Skirt Size linked to breast cancer among menopausal women
Skirt Size linked to breast cancer among menopausal womencreative commons/ fullertonregan

Gaining weight has never been considered a healthy progression by the medical community, but now, a new study claims that thickening waist seems to be particularly harmful, even raising the risk of developing breast cancer among menopausal women.

In a research paper published in the British Medical Journal on 24 September, it was ascertained that an increase of one skirt size every 10 years in women led to a 33% rise in the risk of postmenopausal breast cancer, while an increase of two sizes per decade let to a 77% rise in risk.

The study, based on almost 93,000 women aged above taking part in the UK Collaborative Trial of Ovarian Cancer Screening in England, looked at the BMI (height and weight) of each participant, reproductive health; fertility; family history of breast and ovarian cancer; and use of hormonal contraceptives and HRT, all of which influence breast cancer risk.
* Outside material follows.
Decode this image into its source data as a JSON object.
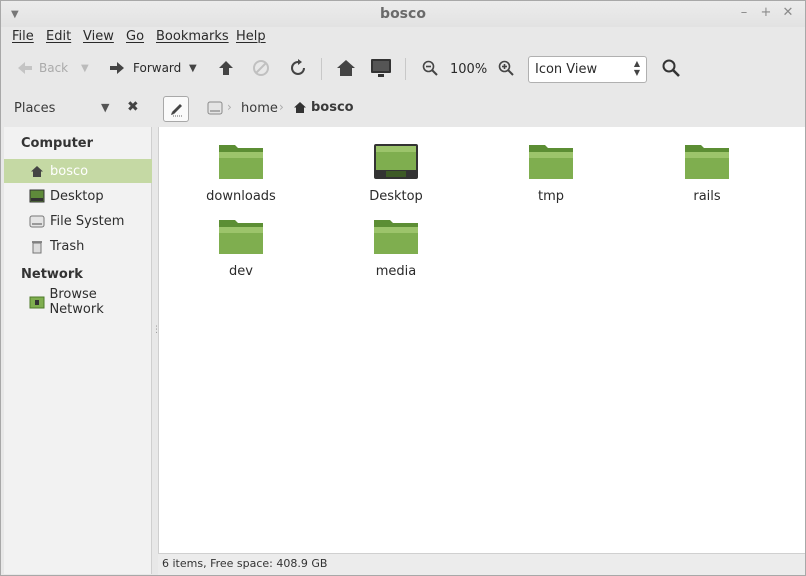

They were also asked about their current skirt size, and what this had been in their 20s. These women had no known breast cancer when they entered the study between 2005 and 2010.

During the monitoring period, 1,090 women developed breast cancer, giving an absolute risk of just over 1%. After a monitoring period of three to four years, they were asked about continuing the use of HRT; their general health; a subsequent diagnosis of cancer; and lifestyle, including how much they smoked and drank.

While infertility treatment, family history of breast/ovarian cancer, and use of HRT were all significantly associated with a heightened risk of being diagnosed with the disease, increases in skirt size emerged as the strongest predictor of breast cancer risk.

At the age of 25, the women's average skirt size had been a UK 12 (US 8; Europe 40-44), and when they entered the study at the average age of 64, it was a 14 (US: 10; Europe 42-46). Skirt size increased over the course of their adult lives in three out of four of the women.

Researchers Evangelia-Ourania Fourkala, Matthew Burnell, Catherine Cox, Andy Ryan, Laura Currin Salter, Aleksandra Gentry-Maharaj, Mahesh Parmar, Ian Jacobs and Usha Menon estimate that the five year absolute risk of postmenopausal breast cancer rises from 1 in 61 to 1 in 51 with each increase in skirt size every 10 years.

"We were pleased to find an association between skirt size change, which is easy to recall, and breast cancer risk in postmenopausal women," study co-author and head of the Gynaecological Cancer Research Center at University College London Dr Usha Menon told CNBC

Although this is an observational study and no definitive conclusions can be drawn about cause and effect, an expanding waistline has been linked to other cancers as well, including those of the pancreas, lining of the womb, and ovaries.